## [GIVEN DATA]
# # # # # # #

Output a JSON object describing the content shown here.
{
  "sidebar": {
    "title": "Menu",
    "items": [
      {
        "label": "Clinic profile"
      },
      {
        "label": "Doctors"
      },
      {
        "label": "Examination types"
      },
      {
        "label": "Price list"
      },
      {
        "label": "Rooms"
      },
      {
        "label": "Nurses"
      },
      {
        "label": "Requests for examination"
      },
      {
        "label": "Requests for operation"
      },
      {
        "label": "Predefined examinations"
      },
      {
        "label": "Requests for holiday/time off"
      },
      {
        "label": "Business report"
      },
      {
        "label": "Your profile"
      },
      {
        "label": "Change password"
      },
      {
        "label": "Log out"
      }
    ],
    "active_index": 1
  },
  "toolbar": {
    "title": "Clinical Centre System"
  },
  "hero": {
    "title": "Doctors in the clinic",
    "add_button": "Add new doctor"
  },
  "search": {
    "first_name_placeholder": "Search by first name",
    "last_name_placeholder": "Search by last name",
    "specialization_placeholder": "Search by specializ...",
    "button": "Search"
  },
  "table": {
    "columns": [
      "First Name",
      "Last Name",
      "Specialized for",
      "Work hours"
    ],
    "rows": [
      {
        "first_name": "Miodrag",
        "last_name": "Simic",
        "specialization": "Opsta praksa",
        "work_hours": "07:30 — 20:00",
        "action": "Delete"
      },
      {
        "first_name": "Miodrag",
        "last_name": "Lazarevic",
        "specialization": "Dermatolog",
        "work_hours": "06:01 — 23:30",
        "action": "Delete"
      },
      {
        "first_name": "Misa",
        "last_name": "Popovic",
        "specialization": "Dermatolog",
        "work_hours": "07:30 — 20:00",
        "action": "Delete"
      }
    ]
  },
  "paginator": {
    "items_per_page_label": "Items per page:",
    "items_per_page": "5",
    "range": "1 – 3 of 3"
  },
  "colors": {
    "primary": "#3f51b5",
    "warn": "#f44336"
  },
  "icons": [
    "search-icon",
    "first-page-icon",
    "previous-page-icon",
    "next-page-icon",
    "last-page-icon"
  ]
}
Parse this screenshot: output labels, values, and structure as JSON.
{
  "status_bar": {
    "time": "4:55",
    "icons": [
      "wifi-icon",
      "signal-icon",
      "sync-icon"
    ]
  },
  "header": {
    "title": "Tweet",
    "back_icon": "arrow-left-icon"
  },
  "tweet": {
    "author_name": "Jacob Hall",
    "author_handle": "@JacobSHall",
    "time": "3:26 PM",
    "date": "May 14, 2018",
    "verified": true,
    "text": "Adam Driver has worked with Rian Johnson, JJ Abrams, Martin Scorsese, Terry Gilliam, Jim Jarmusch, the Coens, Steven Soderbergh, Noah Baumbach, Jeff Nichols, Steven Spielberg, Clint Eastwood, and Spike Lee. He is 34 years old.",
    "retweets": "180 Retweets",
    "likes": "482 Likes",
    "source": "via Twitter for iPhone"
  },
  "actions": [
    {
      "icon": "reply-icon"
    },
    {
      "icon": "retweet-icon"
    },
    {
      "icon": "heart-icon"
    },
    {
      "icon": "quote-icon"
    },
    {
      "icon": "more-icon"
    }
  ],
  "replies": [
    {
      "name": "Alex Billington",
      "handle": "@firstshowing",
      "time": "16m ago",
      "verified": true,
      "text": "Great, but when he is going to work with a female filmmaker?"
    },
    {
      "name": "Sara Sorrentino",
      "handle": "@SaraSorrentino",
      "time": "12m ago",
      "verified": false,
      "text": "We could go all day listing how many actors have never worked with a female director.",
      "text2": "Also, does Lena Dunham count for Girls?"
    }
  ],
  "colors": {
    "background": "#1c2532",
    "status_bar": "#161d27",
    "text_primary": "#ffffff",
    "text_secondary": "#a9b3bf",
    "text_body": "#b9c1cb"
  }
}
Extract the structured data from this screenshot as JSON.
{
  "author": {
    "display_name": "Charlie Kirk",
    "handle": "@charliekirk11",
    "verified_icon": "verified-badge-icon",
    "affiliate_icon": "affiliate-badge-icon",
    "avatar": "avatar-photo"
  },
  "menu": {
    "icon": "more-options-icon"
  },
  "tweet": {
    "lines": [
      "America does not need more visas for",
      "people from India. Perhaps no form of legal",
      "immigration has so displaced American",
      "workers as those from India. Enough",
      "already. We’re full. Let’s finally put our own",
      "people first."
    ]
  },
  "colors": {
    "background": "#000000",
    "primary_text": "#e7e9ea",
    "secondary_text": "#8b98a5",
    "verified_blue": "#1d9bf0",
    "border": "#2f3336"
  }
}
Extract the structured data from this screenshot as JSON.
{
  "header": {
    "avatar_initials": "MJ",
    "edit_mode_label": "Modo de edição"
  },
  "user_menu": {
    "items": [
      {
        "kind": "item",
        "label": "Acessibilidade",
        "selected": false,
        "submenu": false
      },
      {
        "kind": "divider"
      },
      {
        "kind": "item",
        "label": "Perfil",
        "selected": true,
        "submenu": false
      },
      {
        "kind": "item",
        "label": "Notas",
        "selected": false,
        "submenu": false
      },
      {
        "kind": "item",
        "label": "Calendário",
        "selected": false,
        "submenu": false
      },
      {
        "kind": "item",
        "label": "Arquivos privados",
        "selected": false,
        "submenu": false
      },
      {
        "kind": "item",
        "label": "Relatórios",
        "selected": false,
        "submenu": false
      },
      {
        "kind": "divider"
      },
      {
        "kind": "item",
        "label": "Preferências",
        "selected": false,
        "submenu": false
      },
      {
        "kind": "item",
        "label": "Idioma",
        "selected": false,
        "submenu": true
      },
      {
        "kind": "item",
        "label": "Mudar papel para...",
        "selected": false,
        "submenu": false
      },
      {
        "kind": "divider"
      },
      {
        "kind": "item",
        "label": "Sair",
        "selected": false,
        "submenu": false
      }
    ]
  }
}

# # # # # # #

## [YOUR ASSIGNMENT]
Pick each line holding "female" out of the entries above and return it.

## [ANSWER SPACE]
      "text": "Great, but when he is going to work with a female filmmaker?"
      "text": "We could go all day listing how many actors have never worked with a female director.",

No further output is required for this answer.